“If every person who told me, ‘I would vote for them (Trump and Clinton) but…’ voted third party – I mean you don’t need to vote for Gary Johnson, just don’t vote for Hillary or Trump – if every person who said that actually voted third party, it would be the end of the Democrat and Republican Party,” Zeringue said.
Even with the quickly-declining approval ratings for Trump and Clinton and Americans’ growing impatience with the political system, the third-party candidates must overcome statistics that seem to be against them.
The Roper Center for Public Opinion Research’s Carl Brown pointed out that in the 2012 presidential election results, which featured Stein as the Green Party’s nominee and Johnson as the Libertarian’s, the final poll in November conducted by CNN/ORC listed the results as three percent for Johnson and one percent for Stein, with the actual results being closer to .99 percent for Johnson and 0.36 percent for Stein.
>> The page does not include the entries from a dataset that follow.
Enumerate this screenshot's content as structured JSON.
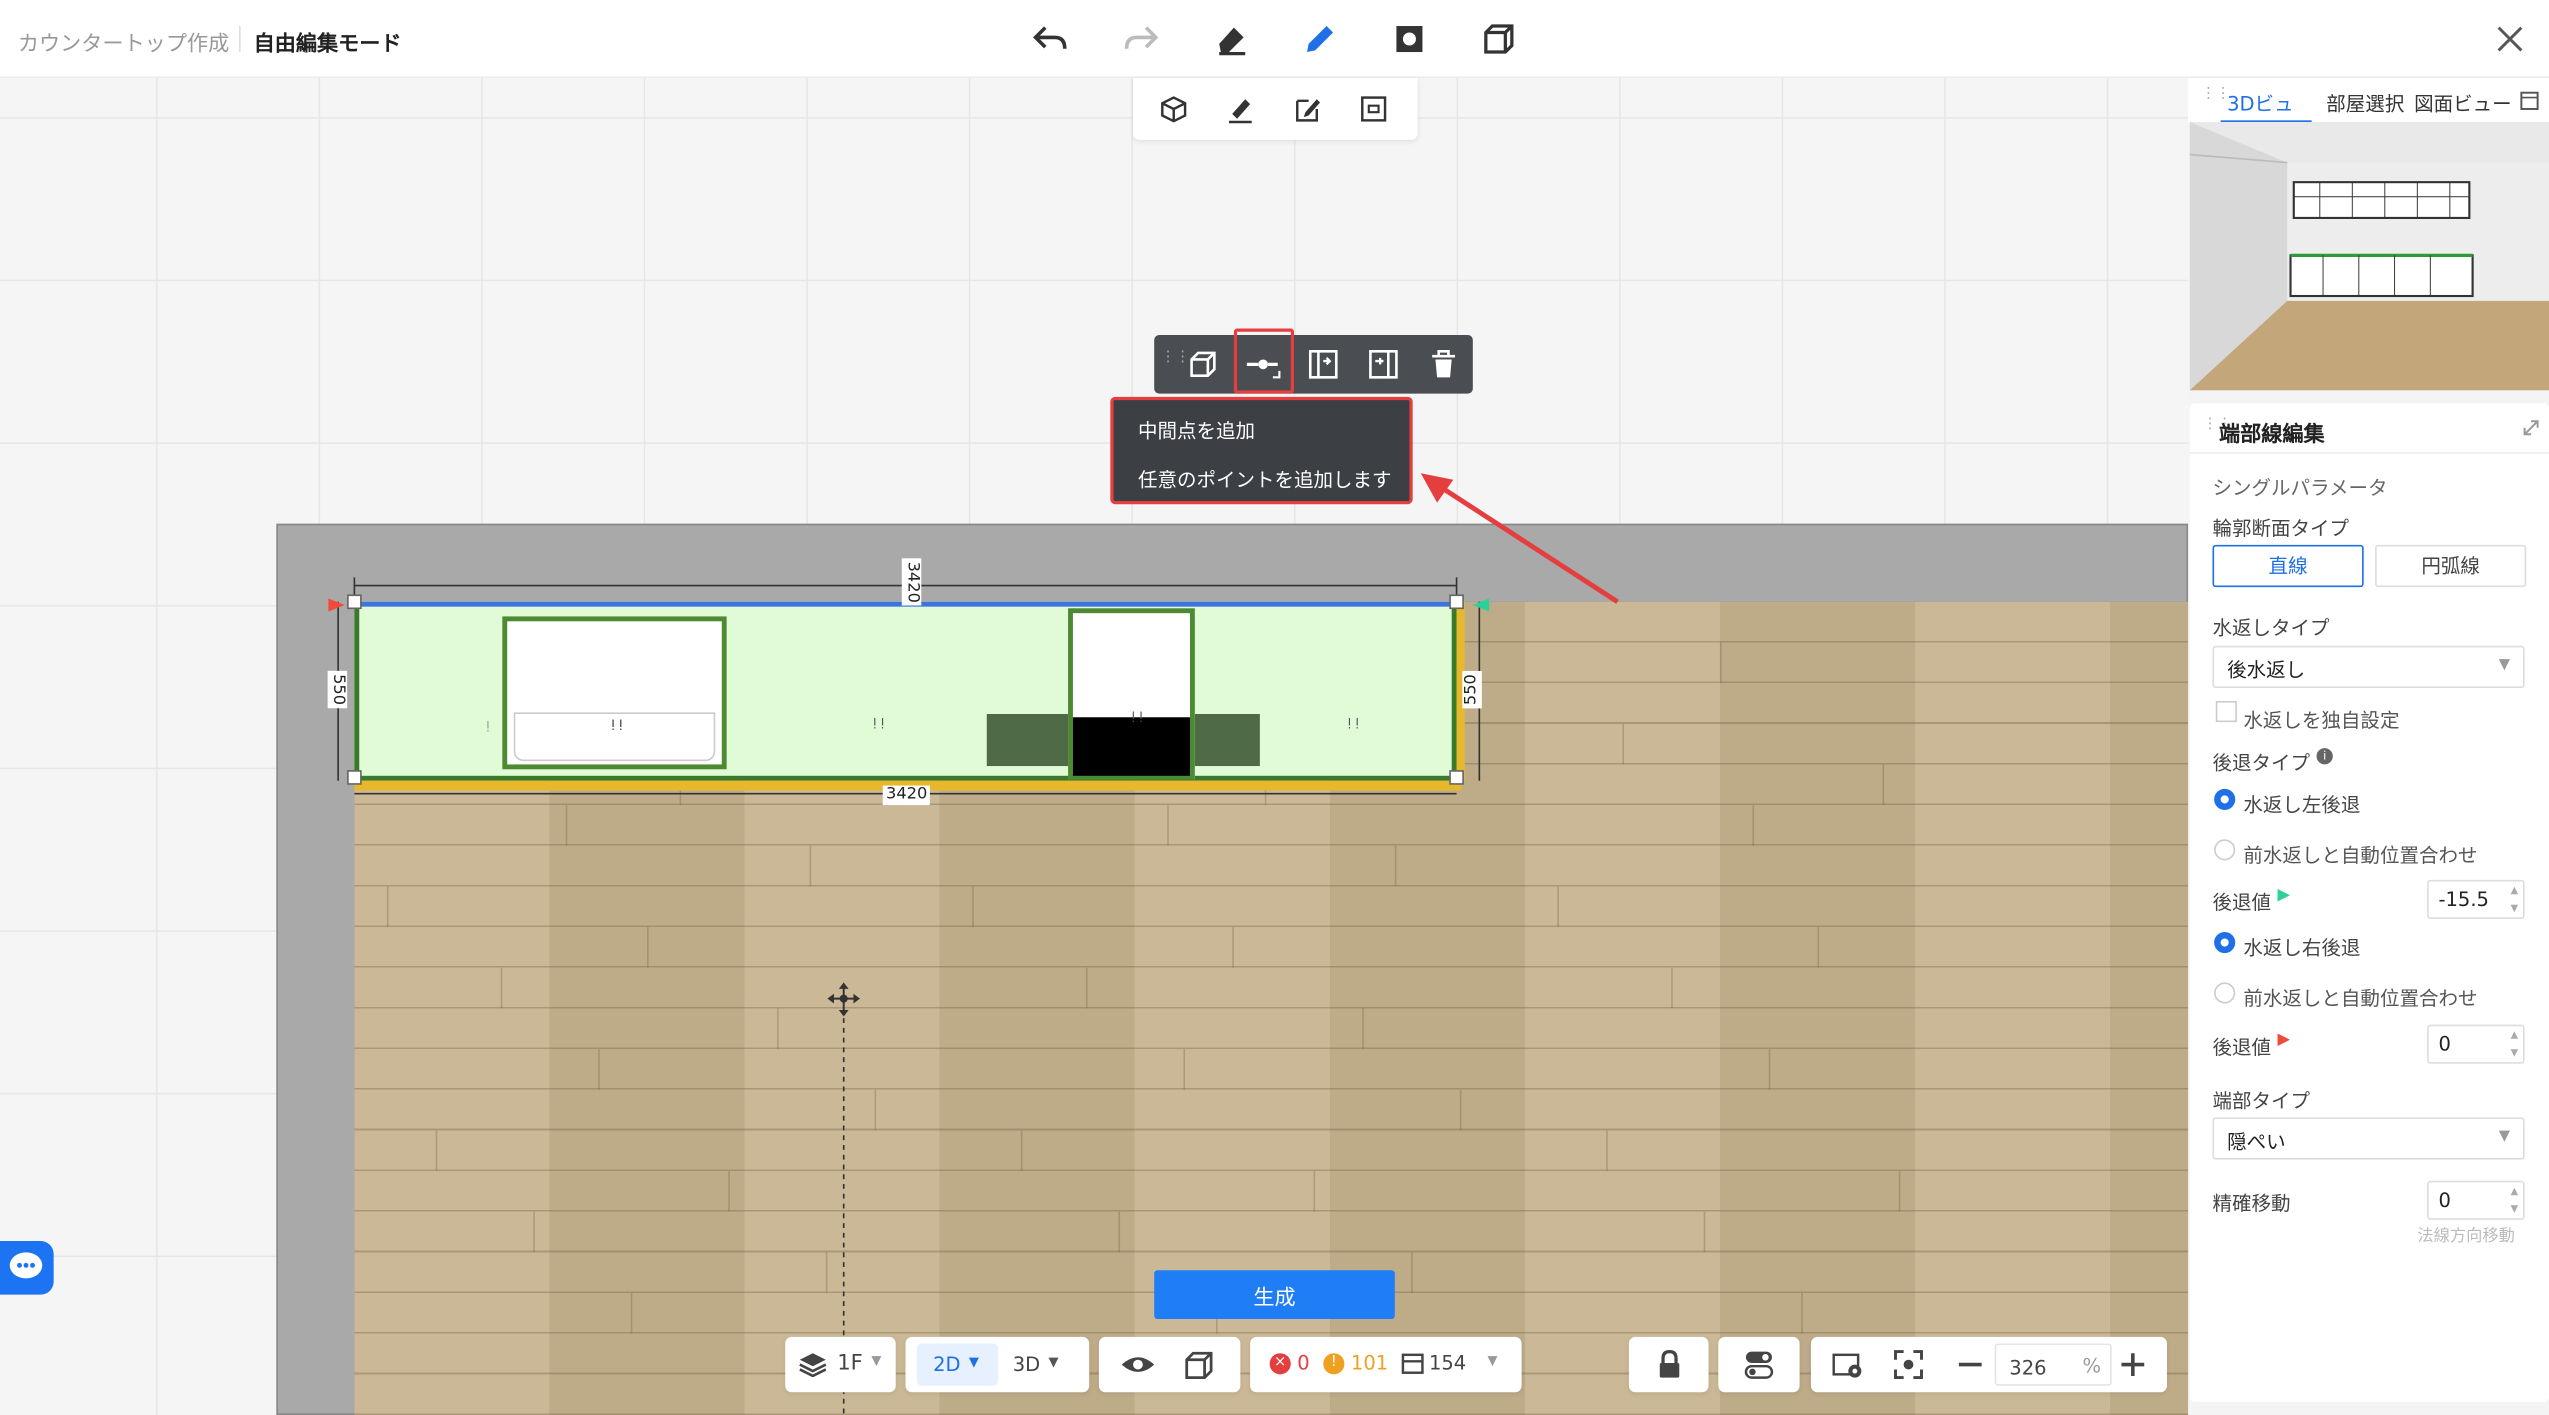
{
  "header": {
    "breadcrumb_parent": "カウンタートップ作成",
    "breadcrumb_current": "自由編集モード"
  },
  "toolbar": {
    "tools": [
      "undo-icon",
      "redo-icon",
      "eraser-icon",
      "pencil-icon",
      "square-icon",
      "box-icon"
    ],
    "active_tool": "pencil-icon"
  },
  "sub_toolbar": {
    "tools": [
      "cube-icon",
      "brush-icon",
      "edit-icon",
      "frame-icon"
    ]
  },
  "floating_toolbar": {
    "tools": [
      "extrude-icon",
      "add-point-icon",
      "insert-left-icon",
      "insert-right-icon",
      "trash-icon"
    ],
    "highlighted": "add-point-icon"
  },
  "context_menu": {
    "items": [
      "中間点を追加",
      "任意のポイントを追加します"
    ]
  },
  "canvas": {
    "dim_top": "3420",
    "dim_bottom": "3420",
    "dim_left": "550",
    "dim_right": "550"
  },
  "view_tabs": {
    "tabs": [
      "3Dビュー",
      "部屋選択",
      "図面ビュー"
    ],
    "active": "3Dビュー"
  },
  "panel": {
    "title": "端部線編集",
    "section": "シングルパラメータ",
    "profile_label": "輪郭断面タイプ",
    "profile_options": [
      "直線",
      "円弧線"
    ],
    "profile_active": "直線",
    "backsplash_label": "水返しタイプ",
    "backsplash_value": "後水返し",
    "independent_label": "水返しを独自設定",
    "recess_label": "後退タイプ",
    "left_recess_label": "水返し左後退",
    "left_auto_label": "前水返しと自動位置合わせ",
    "recess_value_label": "後退値",
    "recess_left_value": "-15.5",
    "right_recess_label": "水返し右後退",
    "right_auto_label": "前水返しと自動位置合わせ",
    "recess_right_value": "0",
    "end_type_label": "端部タイプ",
    "end_type_value": "隠ぺい",
    "precise_label": "精確移動",
    "precise_value": "0",
    "precise_hint": "法線方向移動",
    "colors": {
      "accent": "#1f6fe6",
      "left_marker": "#2bd19a",
      "right_marker": "#f04a3a"
    }
  },
  "bottom": {
    "floor": "1F",
    "view_2d": "2D",
    "view_3d": "3D",
    "errors": "0",
    "warnings": "101",
    "items": "154",
    "zoom": "326",
    "zoom_unit": "%",
    "generate_label": "生成"
  }
}
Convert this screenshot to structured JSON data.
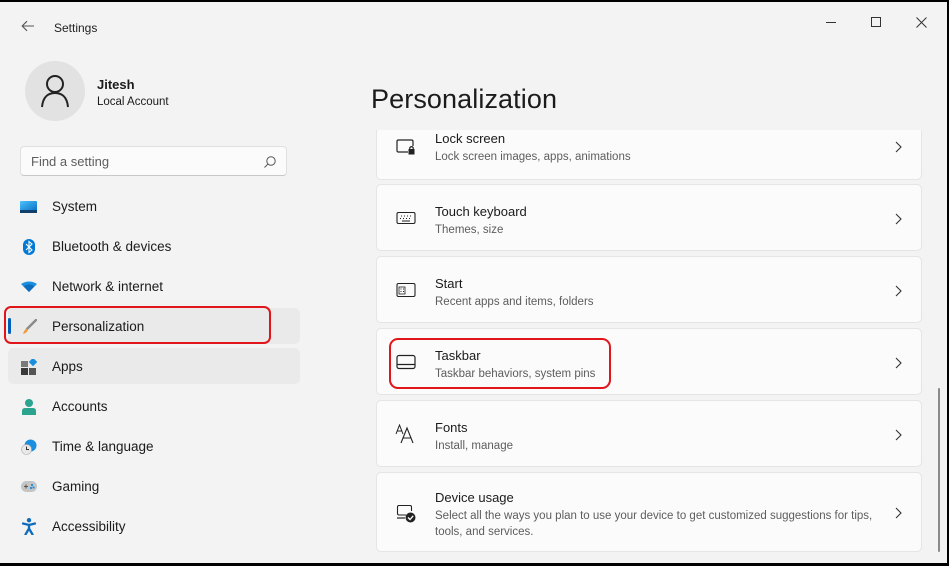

Brown added that given the unique situation for this election, Stein and Johnson may have more success in the polling booths this go-round, especially because both nominees are repeat candidates, which gives them a familiarity aspect among voters, but also wrote that polling history suggests that both candidates are likely to underperform in the polls in the final vote.
‘It’s not a wasted vote to vote your values…’
In spite of the statistics that seem to illustrate an impending negative outcome for the third party tickets, proponents of those parties remain consistent in their optimism. To the third partiers, there is no such thing as a wasted vote.
“It’s not a wasted vote to vote your values because that’s what the vote was intended to be,” Culver said. “You know, if you’re not voting your values then you’re sort of betraying the whole effort of democracy that our country was built on. You will only be perpetuating what you have by voting that way.”
The third parties’ messages are simple: continuing the same pattern of American politics can only lead to the same results, it is only when voters decide that they are ready for change that changes will come.
“Civic participation requires civic responsibility, and that’s where it’s a world full of people working their tails off but getting a just world in return for that,” Fowles said. “It’s not a welfare world, it’s a world where people fare well–you see what I did there?”